HELENA – A ballot measure to legalize marijuana for recreational use in Montana is expected in 2020, so state lawmakers should prepare by creating an interim committee to study the issue, a Missoula state senator said Friday.
“I fully expect that legalization will be on the 2020 ballot by a citizen initiative,” Democratic Sen. Diane Sands told the Senate Judiciary Committee. “So, I ask us to get a running start in understanding how legalization has worked in the other states where it is currently legal.”
Sands asked the Judiciary Committee to approve her Senate Joint Resolution 11, which directs the Legislature to create an interim committee of lawmakers to study marijuana legalization, starting this summer.
The panel would study the “regulation, taxation and public health and safety aspects” of recreational marijuana use in Montana and report back to the 2021 Legislature.
The Judiciary Committee took no immediate action on the resolution.
Sands said she’s not arguing for or against marijuana legalization, and that neither would the study committee.
“There are many valid positive arguments for legalization and many valid arguments against legalization,” she said. “(This committee) is simply to prepare for the fact that, should it become legal, we in the Legislature will have to adopt many kinds of laws that will have to implement that.”
Kate Cholewa of the Montana Cannabis Information Association, a group that has supported medical marijuana in Montana, spoke in favor of SJR11.
She said marijuana is becoming a big industry, and that it’s important both for state agencies to prepare for what they may have to regulate and to protect the medical-marijuana program in Montana.
No one spoke against the resolution Friday.
Sands recalled when she chaired an interim committee in 2009 that had to react, “almost in crisis mode,” to an explosion of medical-marijuana use in the state, in the wake of a citizen-passed initiative that had approved the program.
“I don’t think any of us who lived through that process over several sessions of creating legislation, mostly in a reactive mode, think that process was a good process, or even an adequate process,” she said.

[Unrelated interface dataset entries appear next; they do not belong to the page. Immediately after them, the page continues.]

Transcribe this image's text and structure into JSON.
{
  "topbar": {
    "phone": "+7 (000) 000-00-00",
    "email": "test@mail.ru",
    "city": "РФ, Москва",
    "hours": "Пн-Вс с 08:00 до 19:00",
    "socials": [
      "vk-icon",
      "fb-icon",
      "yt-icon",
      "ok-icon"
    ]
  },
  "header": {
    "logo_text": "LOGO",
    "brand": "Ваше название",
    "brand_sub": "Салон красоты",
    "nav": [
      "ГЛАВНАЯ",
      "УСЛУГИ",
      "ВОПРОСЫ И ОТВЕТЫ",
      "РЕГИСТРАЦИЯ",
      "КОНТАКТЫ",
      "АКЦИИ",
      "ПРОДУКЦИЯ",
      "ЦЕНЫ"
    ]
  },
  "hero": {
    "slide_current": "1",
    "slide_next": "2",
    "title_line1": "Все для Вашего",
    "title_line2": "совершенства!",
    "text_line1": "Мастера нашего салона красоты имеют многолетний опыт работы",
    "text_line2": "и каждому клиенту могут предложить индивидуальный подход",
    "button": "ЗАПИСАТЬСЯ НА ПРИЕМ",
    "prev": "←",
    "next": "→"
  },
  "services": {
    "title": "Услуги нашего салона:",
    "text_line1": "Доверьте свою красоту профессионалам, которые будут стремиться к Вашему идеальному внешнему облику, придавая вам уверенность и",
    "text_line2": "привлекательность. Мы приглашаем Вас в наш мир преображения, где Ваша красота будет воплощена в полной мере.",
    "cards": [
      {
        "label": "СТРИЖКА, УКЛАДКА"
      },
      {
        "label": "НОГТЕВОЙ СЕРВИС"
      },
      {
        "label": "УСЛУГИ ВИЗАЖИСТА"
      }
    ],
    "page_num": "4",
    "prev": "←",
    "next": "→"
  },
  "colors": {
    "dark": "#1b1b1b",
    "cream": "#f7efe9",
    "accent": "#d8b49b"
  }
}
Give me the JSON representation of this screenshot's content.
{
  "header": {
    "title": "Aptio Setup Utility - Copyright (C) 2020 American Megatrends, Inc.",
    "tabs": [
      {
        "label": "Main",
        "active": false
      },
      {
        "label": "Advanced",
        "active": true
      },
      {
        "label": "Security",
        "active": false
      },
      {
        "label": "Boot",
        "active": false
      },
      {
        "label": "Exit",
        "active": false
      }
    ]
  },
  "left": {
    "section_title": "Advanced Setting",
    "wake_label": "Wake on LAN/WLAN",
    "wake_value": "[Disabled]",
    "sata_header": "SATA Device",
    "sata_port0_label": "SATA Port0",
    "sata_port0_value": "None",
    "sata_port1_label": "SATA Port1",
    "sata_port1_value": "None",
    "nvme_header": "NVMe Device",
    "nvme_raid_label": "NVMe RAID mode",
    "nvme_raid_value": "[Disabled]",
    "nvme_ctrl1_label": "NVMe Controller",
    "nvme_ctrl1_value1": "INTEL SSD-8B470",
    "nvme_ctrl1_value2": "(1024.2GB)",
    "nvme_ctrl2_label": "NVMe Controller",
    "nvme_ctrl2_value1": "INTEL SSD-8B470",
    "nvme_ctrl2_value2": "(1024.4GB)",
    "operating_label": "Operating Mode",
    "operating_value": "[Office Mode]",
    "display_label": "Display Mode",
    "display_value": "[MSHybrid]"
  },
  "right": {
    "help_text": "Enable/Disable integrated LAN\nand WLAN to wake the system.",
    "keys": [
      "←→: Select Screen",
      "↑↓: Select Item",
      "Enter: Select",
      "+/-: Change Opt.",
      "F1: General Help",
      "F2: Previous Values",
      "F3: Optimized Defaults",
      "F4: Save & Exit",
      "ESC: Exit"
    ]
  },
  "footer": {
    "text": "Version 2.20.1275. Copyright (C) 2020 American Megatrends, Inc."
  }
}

She noted that nine other states have legalized marijuana for recreational use, and that the committee can learn from their experience what to expect.
“I’m not proposing any bias for or against legalization in Montana, but I do believe we have an obligation to inform ourselves as best we can, and do that through the interim study process,” Sands said.